It’s time to Talk to Your Child about Body Safety
By Ariel Pertosoff, School-Based Mental Health Therapist at Gulf Gate Elementary
Sexual abuse among children occurs at an alarming rate within the U.S. A recent study conducted by the Crimes Against Children Research Center determined that 1 in every 5 girls and 1 in every 20 boys under the age of 18 experience sexual abuse. While movies often portray these traumatic events as being perpetrated by a stranger, among the cases reported to law enforcement, 93 percent of victims say they knew the perpetrator. While this might be shocking to some parents, there are ways you can help prevent sexual abuse from occurring.
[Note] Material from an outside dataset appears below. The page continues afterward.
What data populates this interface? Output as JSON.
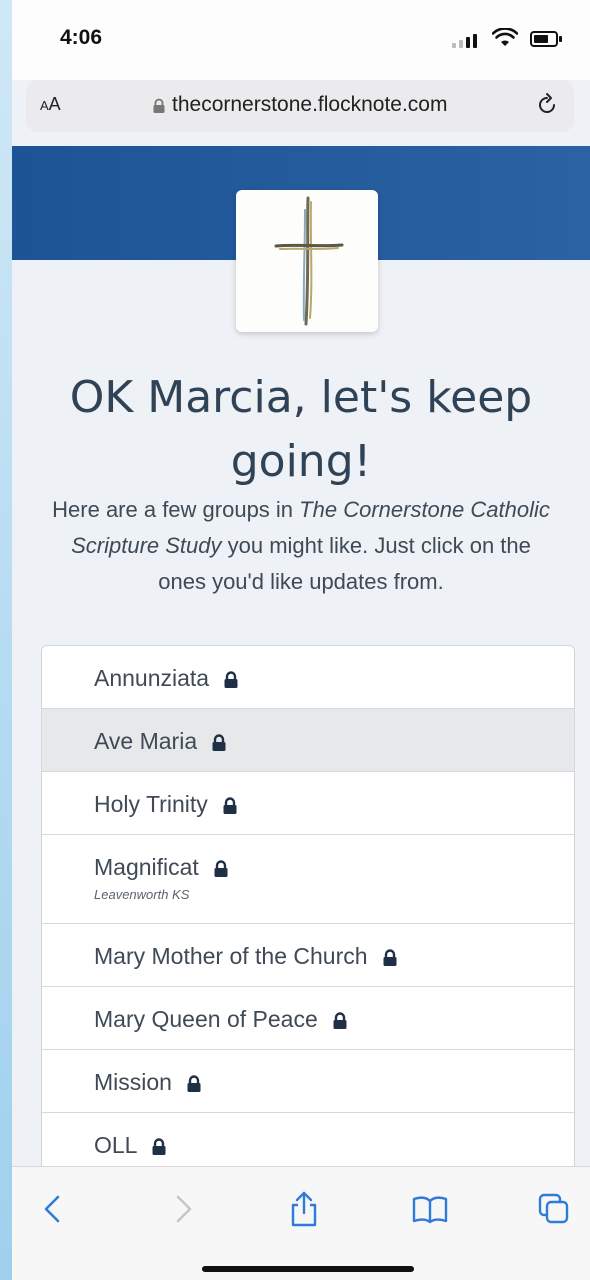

Talk to your child about body safety. Teaching body safety is such an important lesson for children to learn and has been proven to help in the prevention of child sexual abuse. While it’s sometimes an uncomfortable topic for parents, it’s a conversation that shouldn’t be avoided. (It is important to note that sexual abuse does not only include rape, but also includes exposing children to pornographic material, obscene text messages, and fondling). For books and resources on how to get the conversation started, click here.
Teach your child proper names for their private parts. Children and adults often feel embarrassed by using the proper and scientific names for their genitalia. This is something that can be normalized if parents are willing to use the term “vagina” or “penis” with the same indifference they’d use if they were referring to their nose or elbows. Teaching your child the proper names of their body parts is crucial for their ability to effectively communicate if abuse does occur.
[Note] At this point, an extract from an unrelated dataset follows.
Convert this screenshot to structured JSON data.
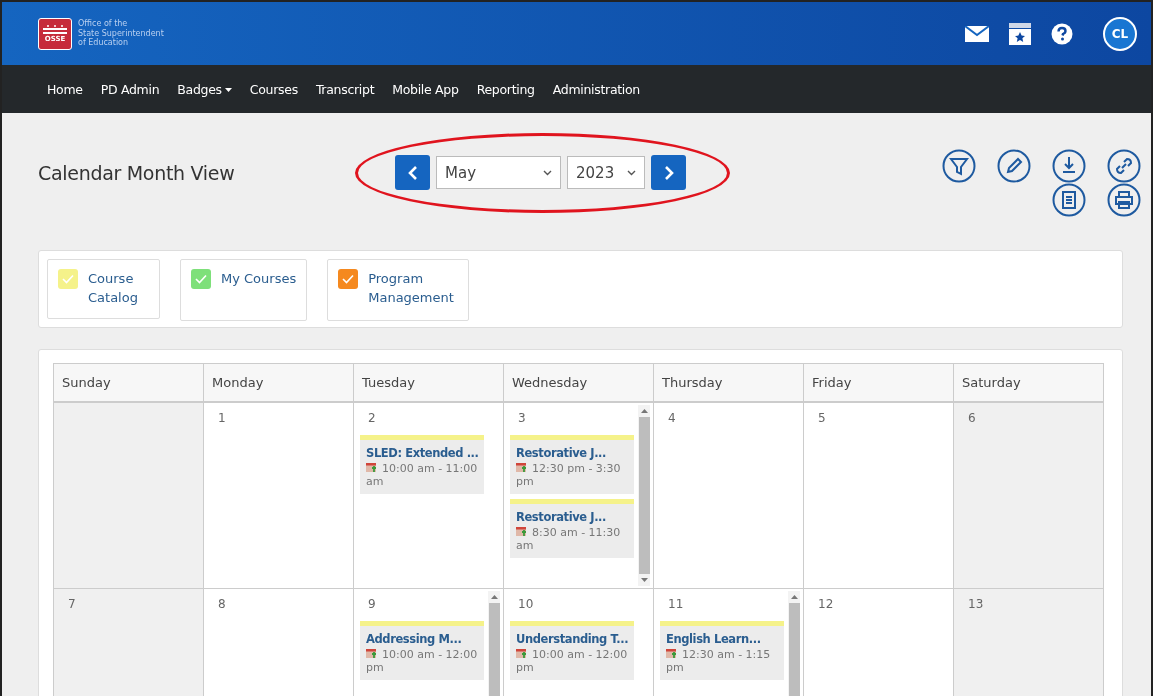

Discuss the concept of consent. While it may seem like too complex of a concept for children, consent should be discussed as early as possible. Children need to know that THEY are in charge of their bodies. This means that children should never be forced to sit on grandpa’s lap, kiss Aunt Suzie, or even hug Uncle Bill. It is important that we model consent for our children. This can be done by starting to ask your child, “Jenny, before we leave grandpa’s house would you like to give grandpa a hug, high five, or would you prefer to just say goodbye?” Empowering your child to make decisions regarding their own body early on sets the foundation for future conversations. Additionally, it is important to teach our children to respect the boundaries of others. Teaching them to listen when others say “no” is just as important.
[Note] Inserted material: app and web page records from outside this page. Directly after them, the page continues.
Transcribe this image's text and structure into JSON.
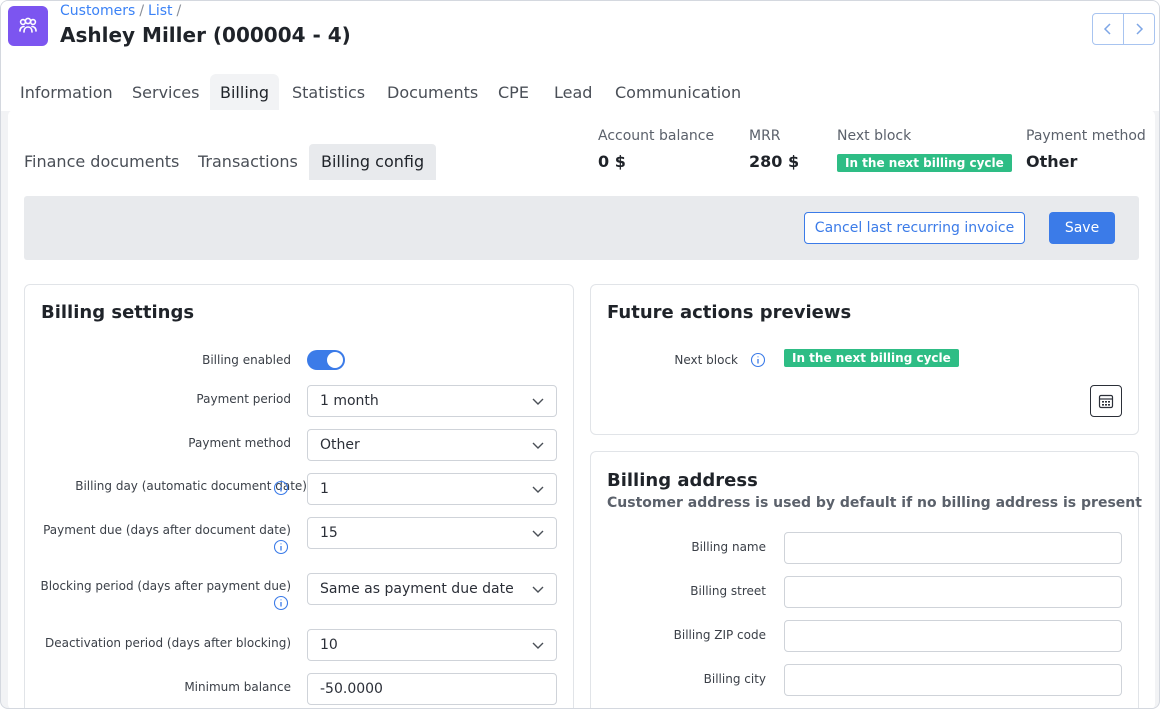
{
  "breadcrumb": {
    "customers": "Customers",
    "list": "List"
  },
  "page_title": "Ashley Miller (000004 - 4)",
  "tabs": [
    "Information",
    "Services",
    "Billing",
    "Statistics",
    "Documents",
    "CPE",
    "Lead",
    "Communication"
  ],
  "active_tab": "Billing",
  "subtabs": [
    "Finance documents",
    "Transactions",
    "Billing config"
  ],
  "active_subtab": "Billing config",
  "stats": {
    "balance_label": "Account balance",
    "balance_value": "0 $",
    "mrr_label": "MRR",
    "mrr_value": "280 $",
    "next_block_label": "Next block",
    "next_block_badge": "In the next billing cycle",
    "payment_method_label": "Payment method",
    "payment_method_value": "Other"
  },
  "actions": {
    "cancel_label": "Cancel last recurring invoice",
    "save_label": "Save"
  },
  "billing_settings": {
    "title": "Billing settings",
    "billing_enabled_label": "Billing enabled",
    "billing_enabled": true,
    "payment_period_label": "Payment period",
    "payment_period_value": "1 month",
    "payment_method_label": "Payment method",
    "payment_method_value": "Other",
    "billing_day_label": "Billing day (automatic document date)",
    "billing_day_value": "1",
    "payment_due_label": "Payment due (days after document date)",
    "payment_due_value": "15",
    "blocking_period_label": "Blocking period (days after payment due)",
    "blocking_period_value": "Same as payment due date",
    "deactivation_label": "Deactivation period (days after blocking)",
    "deactivation_value": "10",
    "min_balance_label": "Minimum balance",
    "min_balance_value": "-50.0000"
  },
  "future_actions": {
    "title": "Future actions previews",
    "next_block_label": "Next block",
    "next_block_badge": "In the next billing cycle"
  },
  "billing_address": {
    "title": "Billing address",
    "subtitle": "Customer address is used by default if no billing address is present",
    "name_label": "Billing name",
    "name_value": "",
    "street_label": "Billing street",
    "street_value": "",
    "zip_label": "Billing ZIP code",
    "zip_value": "",
    "city_label": "Billing city",
    "city_value": ""
  },
  "colors": {
    "accent": "#3b7be8",
    "badge": "#2ebd85",
    "app_icon": "#7c55f0"
  }
}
These are just a few examples of ways to teach your child about body safety in order to help prevent the risk of sexual abuse. For further information and additional ways to help prevent child sexual abuse please visit https://www.rainn.org/or contact your local Child Advocacy Center.